It also has to be considered that there are many other issues the city has to deal with and funding rehearsal rooms or small bands in general can drop in the priority ranking quite fast next to other problems. Still there are people like Heike Lies from the cultural department, the members of the city council who proposed the resolution in 2015 and not to forget the mayor Dieter Reiter himself. They do have an ear for those topics, literally, and try to raise awareness and support, both for organisers/venues and musicians.
Music is just another form of art and it’s known that it’s not necessarily art that sells the most. It’s a matter of taste with it’s quality not often easy to measure. What is good music anyways? And what’s the price of it? Most people will surely go through the roof when you perform the ska remix of Haddaway’s 1993 hit song “What Is Love”, like the band Skameleon does: https://youtu.be/G9CF1vXmtrQ (no offence, I admit that this sound sets the roof on fire, but it’s not that hard to do since it’s a classic song, known by everyone, basically copied & pasted into a new genre). But at the same time those people will need some time to start moving when Woolf & The Gang performs “7 Jahre Regen” (https://youtu.be/Dg0ZkxZ9i5o) or the Popa Raff Band playing their song “Sogni Viola”:

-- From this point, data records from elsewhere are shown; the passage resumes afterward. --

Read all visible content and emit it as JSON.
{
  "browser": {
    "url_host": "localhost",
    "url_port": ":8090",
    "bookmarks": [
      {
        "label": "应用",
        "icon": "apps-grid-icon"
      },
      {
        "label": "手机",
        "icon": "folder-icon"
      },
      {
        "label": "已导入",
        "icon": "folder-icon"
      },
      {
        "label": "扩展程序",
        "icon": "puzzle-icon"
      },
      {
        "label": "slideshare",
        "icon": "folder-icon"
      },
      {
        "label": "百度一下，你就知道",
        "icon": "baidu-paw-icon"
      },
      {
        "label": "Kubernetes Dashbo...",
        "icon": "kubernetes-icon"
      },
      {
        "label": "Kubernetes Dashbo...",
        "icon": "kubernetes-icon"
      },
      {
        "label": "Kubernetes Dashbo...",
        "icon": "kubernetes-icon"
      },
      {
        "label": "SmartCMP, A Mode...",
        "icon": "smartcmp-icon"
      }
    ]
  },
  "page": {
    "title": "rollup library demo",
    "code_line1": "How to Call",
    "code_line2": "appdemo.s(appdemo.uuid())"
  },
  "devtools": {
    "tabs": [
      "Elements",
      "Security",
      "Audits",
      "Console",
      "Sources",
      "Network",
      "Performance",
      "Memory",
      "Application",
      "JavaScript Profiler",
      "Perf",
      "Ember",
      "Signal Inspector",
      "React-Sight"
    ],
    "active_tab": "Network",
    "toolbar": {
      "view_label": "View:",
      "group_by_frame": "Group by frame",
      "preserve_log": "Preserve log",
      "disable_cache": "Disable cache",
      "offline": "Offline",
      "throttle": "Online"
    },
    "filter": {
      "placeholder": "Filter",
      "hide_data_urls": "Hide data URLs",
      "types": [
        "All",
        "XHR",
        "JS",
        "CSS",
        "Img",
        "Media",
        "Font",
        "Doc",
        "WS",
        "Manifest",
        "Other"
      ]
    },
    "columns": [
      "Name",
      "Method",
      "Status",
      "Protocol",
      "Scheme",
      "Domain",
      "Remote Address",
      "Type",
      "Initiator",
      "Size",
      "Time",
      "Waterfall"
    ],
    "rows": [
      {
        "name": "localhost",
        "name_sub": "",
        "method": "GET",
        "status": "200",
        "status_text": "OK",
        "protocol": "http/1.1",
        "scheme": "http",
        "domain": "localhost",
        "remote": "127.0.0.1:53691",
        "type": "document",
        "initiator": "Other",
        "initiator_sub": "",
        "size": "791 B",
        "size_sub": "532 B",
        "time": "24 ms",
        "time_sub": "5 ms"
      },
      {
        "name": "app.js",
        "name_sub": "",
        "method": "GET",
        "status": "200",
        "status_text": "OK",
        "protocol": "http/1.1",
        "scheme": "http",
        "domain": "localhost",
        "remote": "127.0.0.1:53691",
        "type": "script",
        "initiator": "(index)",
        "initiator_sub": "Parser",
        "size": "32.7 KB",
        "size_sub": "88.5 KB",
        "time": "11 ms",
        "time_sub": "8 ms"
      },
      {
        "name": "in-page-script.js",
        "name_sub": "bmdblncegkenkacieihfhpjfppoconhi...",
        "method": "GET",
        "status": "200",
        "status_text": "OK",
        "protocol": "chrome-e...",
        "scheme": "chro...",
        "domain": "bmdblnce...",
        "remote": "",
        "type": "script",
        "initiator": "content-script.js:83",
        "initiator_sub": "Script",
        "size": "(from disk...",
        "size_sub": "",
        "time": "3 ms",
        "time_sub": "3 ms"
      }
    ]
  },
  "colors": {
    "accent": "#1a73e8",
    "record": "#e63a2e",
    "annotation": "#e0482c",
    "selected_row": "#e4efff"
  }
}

The city’s funding program will set off for a new round in 2020. One’s for sure: we all want to listen to some live music – organisers when they are (maybe?) able to make a short break, the people from the city department when they finish work, bands as well and let’s not forget about the fans of course! And there are people everywhere who try to make exactly that happen, who try to find ways to rehearse and train and be well prepared for a concert, who try to get an event done for everyone’s fun and those who try to get the city in charge to support the local music scene.
Great projects in Munich, like the Theatron Musik-Sommer, like the festival “Ois Giasing” or the very funding of rehearsal rooms show that things can work out quite well when the right people work together at the same time. Fans will be grateful.
One last word to young musicians from Raffaele: “Play! Play as much as you can and believe in your dreams. Success is underpinned with many losses and the bigger they are, the bigger your success will be. No matter if you’re talented or not or if if there are obstacles – never surrender! If you really want it, sacrifice yourself, work hard, be nice to your people, don’t be arrogant, be grateful for every applause and don’t underestimate others because maybe they will give you a connection that will affect your life.”
Stay tuned for part II of this topic: I talked to Raffaele about his first steps with the guitar, how he thinks about nowadays music, his album “Iside Dea Luna” and his beloved “Popa Raff Band”.
For some further information on how to get support with your band visit the following page from the so called “Fachstelle Pop”: http://www.feierwerk.de/einrichtungen-projekte/fachstelle-pop/datenbank/ or contact Mr. Alexander Friedrich from the cultural department via firstname.lastname@example.org or via phone under +49 89/233-2 85 31 (be aware that the other contact of Ms. Dachsel isn’t valid anymore).
Raffaele Daniele Quarta and the Popa Raff Band
Wolfgang “Wolfi” Schneider and Woolf & The Gang